GOAL OF THE EXERCISE
Please give the records below again in full, exactly, with the images left out.

Data about app and page elements
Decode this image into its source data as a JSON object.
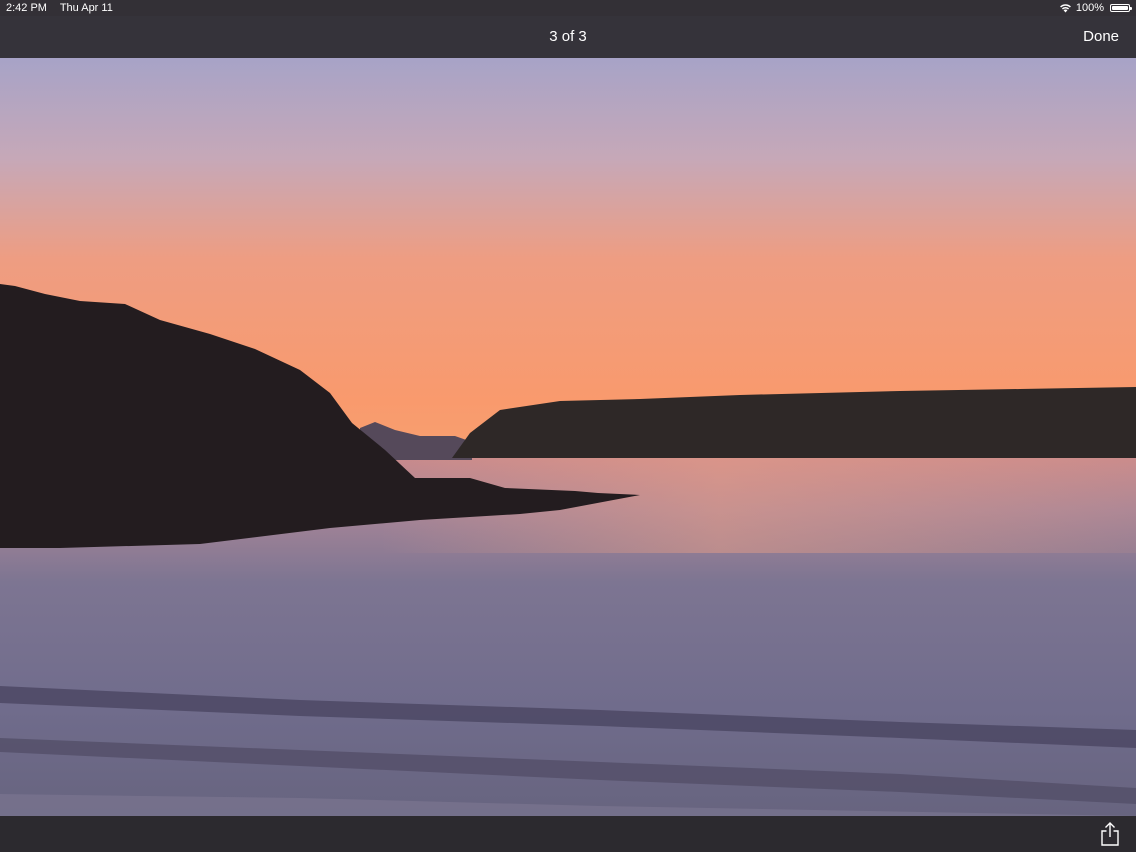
{
  "status_bar": {
    "time": "2:42 PM",
    "date": "Thu Apr 11",
    "battery": "100%",
    "icons": [
      "wifi-icon",
      "battery-icon"
    ]
  },
  "nav": {
    "title": "3 of 3",
    "done_label": "Done"
  },
  "photo": {
    "description_icon": "photo-image"
  },
  "toolbar": {
    "share_icon": "share-icon"
  },
  "colors": {
    "bar_background": "#35333a",
    "text": "#ffffff"
  }
}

TASK OUTPUT
Decode this image into its source data as a JSON object.
{
  "status_bar": {
    "time": "2:42 PM",
    "date": "Thu Apr 11",
    "battery": "100%",
    "icons": [
      "wifi-icon",
      "battery-icon"
    ]
  },
  "nav": {
    "title": "3 of 3",
    "done_label": "Done"
  },
  "photo": {
    "description_icon": "photo-image"
  },
  "toolbar": {
    "share_icon": "share-icon"
  },
  "colors": {
    "bar_background": "#35333a",
    "text": "#ffffff"
  }
}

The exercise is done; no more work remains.